A final comment relates to some of the current hypotheses on P3 generators. As reported in the introduction, some authors think that a trigger of P3 activity might be located in the thalamus or in brain stem structures.9 10 20-22 One of the generators might correspond to the cholinergic neurons of the tegmentopontine area that constitute the trigger of widespread electrocortical activities.35 In our patients we showed, however, that ischaemic lesions were extended to the tegmental pons (fig 1): as P3 had normal latencies and amplitudes in these patients, we suggest that a P3 generator located in tegmentopontine areas is unlikely and, therefore, that any P3 generator must be located more rostrally.


View Abstract

Request permissions

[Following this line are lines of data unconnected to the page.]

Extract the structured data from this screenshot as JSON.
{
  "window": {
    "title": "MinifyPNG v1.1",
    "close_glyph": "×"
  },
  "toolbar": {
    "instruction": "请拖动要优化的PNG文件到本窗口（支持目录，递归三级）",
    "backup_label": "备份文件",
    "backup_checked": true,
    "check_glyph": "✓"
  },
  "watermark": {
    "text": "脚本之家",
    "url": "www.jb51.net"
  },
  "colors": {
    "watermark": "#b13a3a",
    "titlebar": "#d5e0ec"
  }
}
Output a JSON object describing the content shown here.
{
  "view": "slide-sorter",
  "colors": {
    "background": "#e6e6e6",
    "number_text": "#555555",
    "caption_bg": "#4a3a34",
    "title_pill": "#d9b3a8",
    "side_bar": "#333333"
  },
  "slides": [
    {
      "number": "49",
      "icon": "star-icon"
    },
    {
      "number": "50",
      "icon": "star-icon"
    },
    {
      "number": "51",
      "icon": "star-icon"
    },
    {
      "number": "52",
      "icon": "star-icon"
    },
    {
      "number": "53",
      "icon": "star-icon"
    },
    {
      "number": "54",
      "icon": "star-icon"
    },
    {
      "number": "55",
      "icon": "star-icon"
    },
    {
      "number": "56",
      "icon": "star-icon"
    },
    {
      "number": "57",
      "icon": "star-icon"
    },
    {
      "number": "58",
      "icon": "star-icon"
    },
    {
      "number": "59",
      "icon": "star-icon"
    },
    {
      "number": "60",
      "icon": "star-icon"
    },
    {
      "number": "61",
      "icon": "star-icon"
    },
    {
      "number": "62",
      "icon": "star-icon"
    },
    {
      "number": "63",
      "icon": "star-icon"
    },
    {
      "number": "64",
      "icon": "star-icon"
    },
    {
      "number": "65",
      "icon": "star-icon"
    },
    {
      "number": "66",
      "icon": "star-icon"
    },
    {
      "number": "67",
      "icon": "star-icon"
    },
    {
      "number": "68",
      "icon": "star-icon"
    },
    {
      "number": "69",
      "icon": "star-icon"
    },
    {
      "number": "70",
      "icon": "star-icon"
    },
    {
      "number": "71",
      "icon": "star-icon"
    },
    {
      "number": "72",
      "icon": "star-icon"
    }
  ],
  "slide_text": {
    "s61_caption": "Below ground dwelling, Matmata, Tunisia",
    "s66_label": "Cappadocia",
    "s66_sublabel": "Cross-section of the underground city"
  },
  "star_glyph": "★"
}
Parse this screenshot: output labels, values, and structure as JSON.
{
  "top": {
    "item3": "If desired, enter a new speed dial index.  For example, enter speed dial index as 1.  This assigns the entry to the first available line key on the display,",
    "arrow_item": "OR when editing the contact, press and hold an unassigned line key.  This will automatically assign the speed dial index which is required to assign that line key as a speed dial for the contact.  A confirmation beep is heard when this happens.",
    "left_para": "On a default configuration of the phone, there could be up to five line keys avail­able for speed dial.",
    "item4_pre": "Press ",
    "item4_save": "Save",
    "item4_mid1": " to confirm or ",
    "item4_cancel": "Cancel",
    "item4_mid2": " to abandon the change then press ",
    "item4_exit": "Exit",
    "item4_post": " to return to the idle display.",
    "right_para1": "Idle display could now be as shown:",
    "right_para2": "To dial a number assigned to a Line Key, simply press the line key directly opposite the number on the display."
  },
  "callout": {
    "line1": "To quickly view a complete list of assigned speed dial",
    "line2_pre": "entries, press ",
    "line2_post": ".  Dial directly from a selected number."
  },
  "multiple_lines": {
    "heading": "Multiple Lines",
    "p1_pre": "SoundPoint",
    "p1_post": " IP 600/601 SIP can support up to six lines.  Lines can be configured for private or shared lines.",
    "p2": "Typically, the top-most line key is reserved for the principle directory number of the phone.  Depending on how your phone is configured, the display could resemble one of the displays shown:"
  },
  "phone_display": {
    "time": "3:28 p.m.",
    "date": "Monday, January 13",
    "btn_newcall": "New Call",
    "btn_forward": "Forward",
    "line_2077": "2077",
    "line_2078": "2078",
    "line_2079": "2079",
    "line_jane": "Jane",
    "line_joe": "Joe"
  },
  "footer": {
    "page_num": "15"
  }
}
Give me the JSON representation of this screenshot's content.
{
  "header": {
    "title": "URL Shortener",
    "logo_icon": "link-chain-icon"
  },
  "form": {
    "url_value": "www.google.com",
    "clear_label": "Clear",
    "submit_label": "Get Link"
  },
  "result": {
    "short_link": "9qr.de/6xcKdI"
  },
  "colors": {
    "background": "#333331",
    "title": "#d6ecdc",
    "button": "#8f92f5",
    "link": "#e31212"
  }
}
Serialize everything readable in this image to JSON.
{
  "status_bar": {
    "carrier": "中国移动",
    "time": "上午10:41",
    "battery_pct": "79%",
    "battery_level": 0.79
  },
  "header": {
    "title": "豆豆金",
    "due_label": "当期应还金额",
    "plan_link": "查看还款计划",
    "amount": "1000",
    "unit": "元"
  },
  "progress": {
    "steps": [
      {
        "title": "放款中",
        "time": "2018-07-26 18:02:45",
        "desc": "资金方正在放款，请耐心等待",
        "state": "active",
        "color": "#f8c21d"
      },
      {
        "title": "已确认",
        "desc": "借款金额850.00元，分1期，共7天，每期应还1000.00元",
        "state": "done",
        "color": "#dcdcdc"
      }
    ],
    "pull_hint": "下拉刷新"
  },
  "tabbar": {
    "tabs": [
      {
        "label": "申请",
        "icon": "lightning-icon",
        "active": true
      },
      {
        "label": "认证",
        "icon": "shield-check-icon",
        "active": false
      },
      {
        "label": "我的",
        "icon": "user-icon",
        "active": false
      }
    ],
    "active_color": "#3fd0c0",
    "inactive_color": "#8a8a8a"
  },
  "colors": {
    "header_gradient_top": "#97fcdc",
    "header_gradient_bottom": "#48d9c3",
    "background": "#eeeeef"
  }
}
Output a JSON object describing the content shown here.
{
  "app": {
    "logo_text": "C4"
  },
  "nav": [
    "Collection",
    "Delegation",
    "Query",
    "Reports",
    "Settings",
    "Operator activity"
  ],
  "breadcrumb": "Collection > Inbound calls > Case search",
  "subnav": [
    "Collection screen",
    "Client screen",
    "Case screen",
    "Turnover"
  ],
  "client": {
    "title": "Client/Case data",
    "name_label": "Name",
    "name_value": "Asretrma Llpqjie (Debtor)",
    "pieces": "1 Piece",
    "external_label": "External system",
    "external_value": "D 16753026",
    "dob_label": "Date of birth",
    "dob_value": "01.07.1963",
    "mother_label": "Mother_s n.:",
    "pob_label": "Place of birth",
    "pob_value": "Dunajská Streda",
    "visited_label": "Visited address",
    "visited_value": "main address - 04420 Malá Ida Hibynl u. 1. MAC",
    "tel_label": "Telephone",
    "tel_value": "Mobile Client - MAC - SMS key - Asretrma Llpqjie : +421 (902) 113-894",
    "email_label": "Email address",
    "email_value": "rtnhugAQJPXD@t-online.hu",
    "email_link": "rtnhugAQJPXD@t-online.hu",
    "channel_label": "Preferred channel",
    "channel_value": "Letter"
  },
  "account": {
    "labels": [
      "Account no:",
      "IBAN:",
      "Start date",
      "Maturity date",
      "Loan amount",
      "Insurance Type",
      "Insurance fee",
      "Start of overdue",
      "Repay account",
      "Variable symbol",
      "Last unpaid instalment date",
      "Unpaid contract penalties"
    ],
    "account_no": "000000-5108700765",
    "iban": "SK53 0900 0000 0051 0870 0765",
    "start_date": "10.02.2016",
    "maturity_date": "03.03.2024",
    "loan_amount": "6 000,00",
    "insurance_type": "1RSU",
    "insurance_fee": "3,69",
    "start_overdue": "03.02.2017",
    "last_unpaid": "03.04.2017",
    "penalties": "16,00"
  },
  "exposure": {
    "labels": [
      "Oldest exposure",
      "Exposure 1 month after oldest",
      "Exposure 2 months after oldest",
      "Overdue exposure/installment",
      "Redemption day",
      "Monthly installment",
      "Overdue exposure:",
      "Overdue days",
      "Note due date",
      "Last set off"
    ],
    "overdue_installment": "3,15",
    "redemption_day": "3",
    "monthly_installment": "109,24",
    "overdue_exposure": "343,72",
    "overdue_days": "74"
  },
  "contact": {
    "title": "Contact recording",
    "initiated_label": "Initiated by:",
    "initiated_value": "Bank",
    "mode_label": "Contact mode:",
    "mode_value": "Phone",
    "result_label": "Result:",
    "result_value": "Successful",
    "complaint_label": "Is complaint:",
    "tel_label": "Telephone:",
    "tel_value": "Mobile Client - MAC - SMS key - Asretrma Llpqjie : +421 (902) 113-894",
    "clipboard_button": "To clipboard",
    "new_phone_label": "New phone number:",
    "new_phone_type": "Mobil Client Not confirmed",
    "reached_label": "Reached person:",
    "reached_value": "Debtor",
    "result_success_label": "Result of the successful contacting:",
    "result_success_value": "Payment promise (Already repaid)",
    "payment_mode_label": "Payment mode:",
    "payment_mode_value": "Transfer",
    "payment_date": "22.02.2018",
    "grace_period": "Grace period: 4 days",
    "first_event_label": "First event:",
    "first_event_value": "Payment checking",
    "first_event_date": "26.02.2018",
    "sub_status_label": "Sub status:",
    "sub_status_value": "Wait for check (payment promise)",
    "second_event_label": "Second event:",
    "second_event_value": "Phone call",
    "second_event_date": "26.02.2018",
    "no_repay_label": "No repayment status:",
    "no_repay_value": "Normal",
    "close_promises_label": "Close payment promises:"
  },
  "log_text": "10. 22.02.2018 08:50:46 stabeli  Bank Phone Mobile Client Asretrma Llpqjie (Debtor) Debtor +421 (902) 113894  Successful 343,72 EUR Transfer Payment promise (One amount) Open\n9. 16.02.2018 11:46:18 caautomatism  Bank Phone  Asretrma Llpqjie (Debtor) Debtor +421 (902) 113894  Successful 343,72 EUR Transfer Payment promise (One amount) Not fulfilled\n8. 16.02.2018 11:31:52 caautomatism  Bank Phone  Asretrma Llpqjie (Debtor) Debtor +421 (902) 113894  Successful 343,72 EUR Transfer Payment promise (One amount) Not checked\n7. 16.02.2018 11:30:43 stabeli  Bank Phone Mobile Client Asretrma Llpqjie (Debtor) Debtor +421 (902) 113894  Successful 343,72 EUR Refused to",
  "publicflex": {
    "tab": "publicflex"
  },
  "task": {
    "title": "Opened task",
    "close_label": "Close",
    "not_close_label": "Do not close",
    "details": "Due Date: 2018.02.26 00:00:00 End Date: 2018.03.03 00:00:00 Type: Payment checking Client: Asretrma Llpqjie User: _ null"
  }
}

If you wish to reuse any or all of this article please use the link below which will take you to the Copyright Clearance Center’s RightsLink service. You will be able to get a quick price and instant permission to reuse the content in many different ways.